[[ Raw data open ]]

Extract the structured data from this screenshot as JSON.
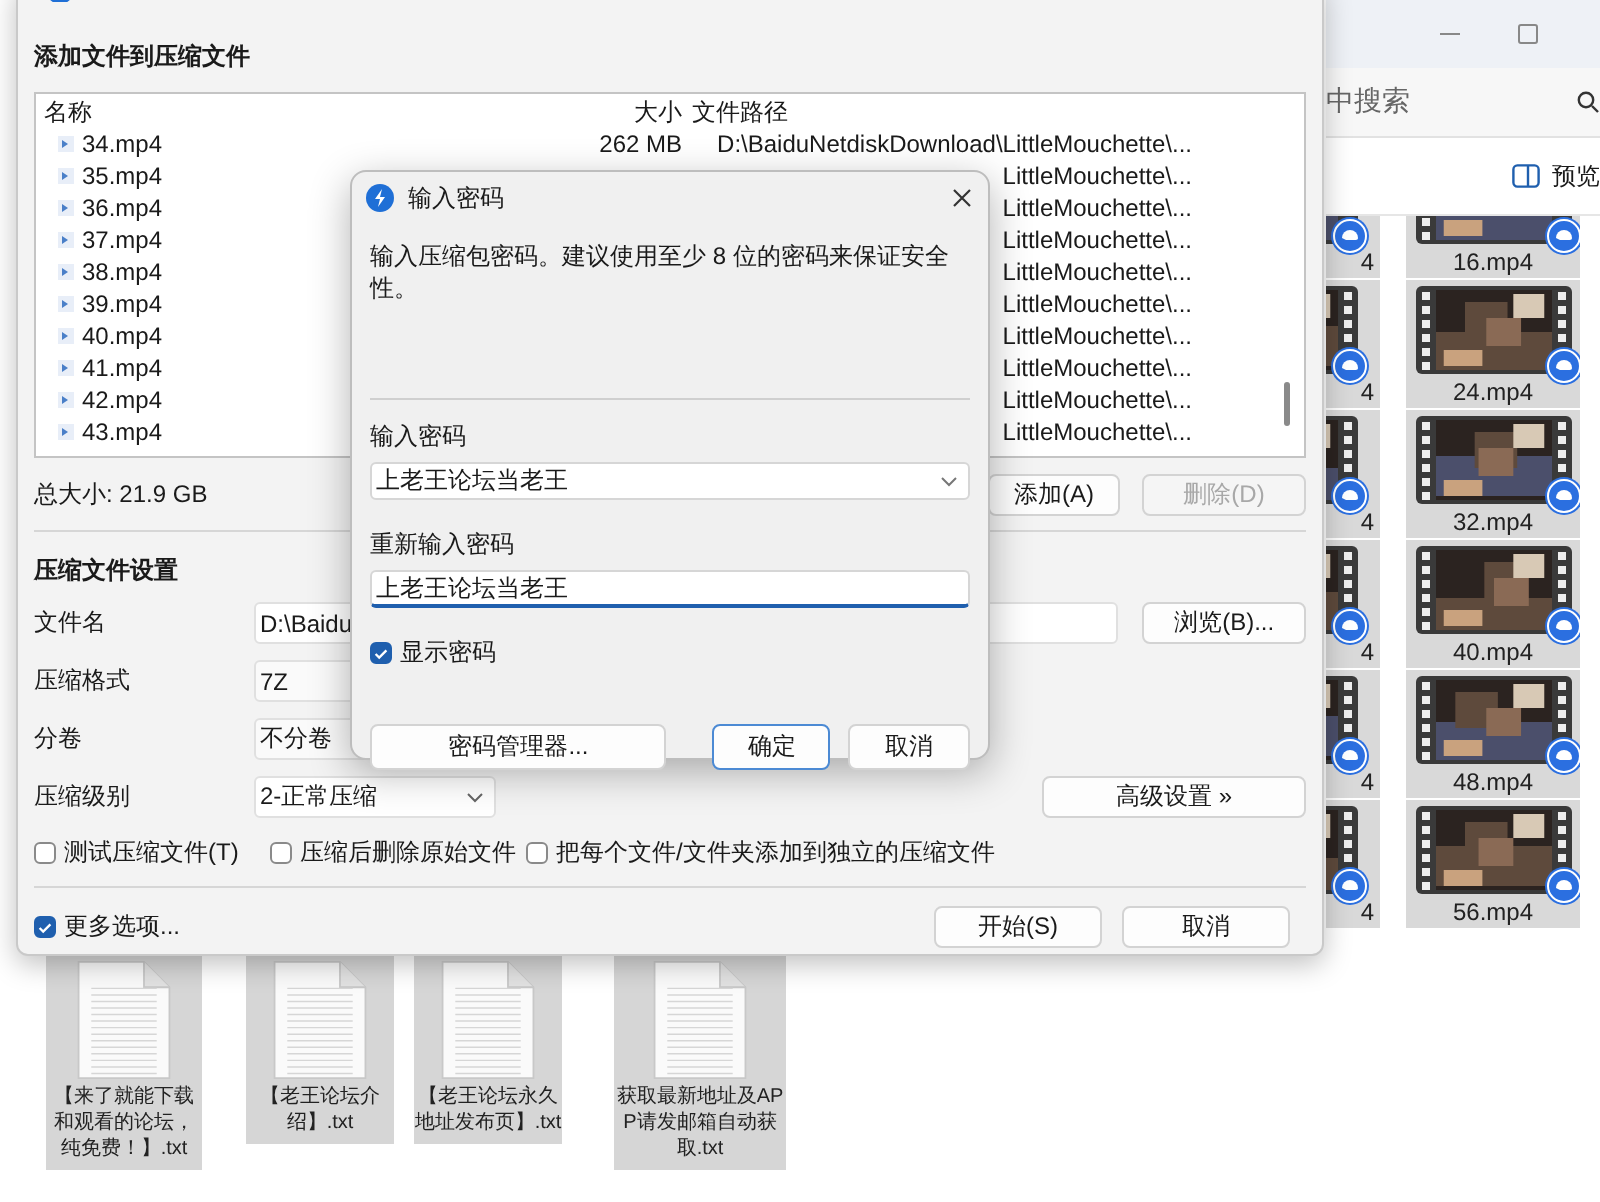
{
  "explorer": {
    "search": {
      "placeholder": "中搜索"
    },
    "preview_button": "预览",
    "partial_tiles": [
      {
        "label": "4"
      },
      {
        "label": "4"
      },
      {
        "label": "4"
      },
      {
        "label": "4"
      },
      {
        "label": "4"
      },
      {
        "label": "4"
      }
    ],
    "tiles": [
      {
        "label": "16.mp4"
      },
      {
        "label": "24.mp4"
      },
      {
        "label": "32.mp4"
      },
      {
        "label": "40.mp4"
      },
      {
        "label": "48.mp4"
      },
      {
        "label": "56.mp4"
      }
    ],
    "text_files": [
      {
        "label": "【来了就能下载和观看的论坛，纯免费！】.txt"
      },
      {
        "label": "【老王论坛介绍】.txt"
      },
      {
        "label": "【老王论坛永久地址发布页】.txt"
      },
      {
        "label": "获取最新地址及APP请发邮箱自动获取.txt"
      }
    ]
  },
  "compress_dialog": {
    "heading": "添加文件到压缩文件",
    "columns": [
      "名称",
      "大小",
      "文件路径"
    ],
    "rows": [
      {
        "name": "34.mp4",
        "size": "262 MB",
        "path": "D:\\BaiduNetdiskDownload\\LittleMouchette\\..."
      },
      {
        "name": "35.mp4",
        "path": "LittleMouchette\\..."
      },
      {
        "name": "36.mp4",
        "path": "LittleMouchette\\..."
      },
      {
        "name": "37.mp4",
        "path": "LittleMouchette\\..."
      },
      {
        "name": "38.mp4",
        "path": "LittleMouchette\\..."
      },
      {
        "name": "39.mp4",
        "path": "LittleMouchette\\..."
      },
      {
        "name": "40.mp4",
        "path": "LittleMouchette\\..."
      },
      {
        "name": "41.mp4",
        "path": "LittleMouchette\\..."
      },
      {
        "name": "42.mp4",
        "path": "LittleMouchette\\..."
      },
      {
        "name": "43.mp4",
        "path": "LittleMouchette\\..."
      }
    ],
    "total": "总大小: 21.9 GB",
    "list_buttons": [
      {
        "label": "添加(A)",
        "disabled": false
      },
      {
        "label": "删除(D)",
        "disabled": true
      }
    ],
    "settings_heading": "压缩文件设置",
    "fields": [
      {
        "label": "文件名",
        "value": "D:\\Baidu",
        "kind": "text",
        "button": "浏览(B)..."
      },
      {
        "label": "压缩格式",
        "value": "7Z",
        "kind": "select"
      },
      {
        "label": "分卷",
        "value": "不分卷",
        "kind": "select"
      },
      {
        "label": "压缩级别",
        "value": "2-正常压缩",
        "kind": "dropdown",
        "button": "高级设置 »"
      }
    ],
    "options": [
      {
        "label": "测试压缩文件(T)",
        "checked": false
      },
      {
        "label": "压缩后删除原始文件",
        "checked": false
      },
      {
        "label": "把每个文件/文件夹添加到独立的压缩文件",
        "checked": false
      }
    ],
    "more_options": {
      "label": "更多选项...",
      "checked": true
    },
    "buttons": [
      {
        "label": "开始(S)"
      },
      {
        "label": "取消"
      }
    ]
  },
  "password_dialog": {
    "title": "输入密码",
    "description": "输入压缩包密码。建议使用至少 8 位的密码来保证安全性。",
    "password": {
      "label": "输入密码",
      "value": "上老王论坛当老王"
    },
    "confirm": {
      "label": "重新输入密码",
      "value": "上老王论坛当老王"
    },
    "show_password": {
      "label": "显示密码",
      "checked": true
    },
    "buttons": [
      {
        "label": "密码管理器...",
        "default": false
      },
      {
        "label": "确定",
        "default": true
      },
      {
        "label": "取消",
        "default": false
      }
    ]
  }
}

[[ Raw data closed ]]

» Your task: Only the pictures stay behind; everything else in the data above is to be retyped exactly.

» Result for this task:
Extract the structured data from this screenshot as JSON.
{
  "explorer": {
    "search": {
      "placeholder": "中搜索"
    },
    "preview_button": "预览",
    "partial_tiles": [
      {
        "label": "4"
      },
      {
        "label": "4"
      },
      {
        "label": "4"
      },
      {
        "label": "4"
      },
      {
        "label": "4"
      },
      {
        "label": "4"
      }
    ],
    "tiles": [
      {
        "label": "16.mp4"
      },
      {
        "label": "24.mp4"
      },
      {
        "label": "32.mp4"
      },
      {
        "label": "40.mp4"
      },
      {
        "label": "48.mp4"
      },
      {
        "label": "56.mp4"
      }
    ],
    "text_files": [
      {
        "label": "【来了就能下载和观看的论坛，纯免费！】.txt"
      },
      {
        "label": "【老王论坛介绍】.txt"
      },
      {
        "label": "【老王论坛永久地址发布页】.txt"
      },
      {
        "label": "获取最新地址及APP请发邮箱自动获取.txt"
      }
    ]
  },
  "compress_dialog": {
    "heading": "添加文件到压缩文件",
    "columns": [
      "名称",
      "大小",
      "文件路径"
    ],
    "rows": [
      {
        "name": "34.mp4",
        "size": "262 MB",
        "path": "D:\\BaiduNetdiskDownload\\LittleMouchette\\..."
      },
      {
        "name": "35.mp4",
        "path": "LittleMouchette\\..."
      },
      {
        "name": "36.mp4",
        "path": "LittleMouchette\\..."
      },
      {
        "name": "37.mp4",
        "path": "LittleMouchette\\..."
      },
      {
        "name": "38.mp4",
        "path": "LittleMouchette\\..."
      },
      {
        "name": "39.mp4",
        "path": "LittleMouchette\\..."
      },
      {
        "name": "40.mp4",
        "path": "LittleMouchette\\..."
      },
      {
        "name": "41.mp4",
        "path": "LittleMouchette\\..."
      },
      {
        "name": "42.mp4",
        "path": "LittleMouchette\\..."
      },
      {
        "name": "43.mp4",
        "path": "LittleMouchette\\..."
      }
    ],
    "total": "总大小: 21.9 GB",
    "list_buttons": [
      {
        "label": "添加(A)",
        "disabled": false
      },
      {
        "label": "删除(D)",
        "disabled": true
      }
    ],
    "settings_heading": "压缩文件设置",
    "fields": [
      {
        "label": "文件名",
        "value": "D:\\Baidu",
        "kind": "text",
        "button": "浏览(B)..."
      },
      {
        "label": "压缩格式",
        "value": "7Z",
        "kind": "select"
      },
      {
        "label": "分卷",
        "value": "不分卷",
        "kind": "select"
      },
      {
        "label": "压缩级别",
        "value": "2-正常压缩",
        "kind": "dropdown",
        "button": "高级设置 »"
      }
    ],
    "options": [
      {
        "label": "测试压缩文件(T)",
        "checked": false
      },
      {
        "label": "压缩后删除原始文件",
        "checked": false
      },
      {
        "label": "把每个文件/文件夹添加到独立的压缩文件",
        "checked": false
      }
    ],
    "more_options": {
      "label": "更多选项...",
      "checked": true
    },
    "buttons": [
      {
        "label": "开始(S)"
      },
      {
        "label": "取消"
      }
    ]
  },
  "password_dialog": {
    "title": "输入密码",
    "description": "输入压缩包密码。建议使用至少 8 位的密码来保证安全性。",
    "password": {
      "label": "输入密码",
      "value": "上老王论坛当老王"
    },
    "confirm": {
      "label": "重新输入密码",
      "value": "上老王论坛当老王"
    },
    "show_password": {
      "label": "显示密码",
      "checked": true
    },
    "buttons": [
      {
        "label": "密码管理器...",
        "default": false
      },
      {
        "label": "确定",
        "default": true
      },
      {
        "label": "取消",
        "default": false
      }
    ]
  }
}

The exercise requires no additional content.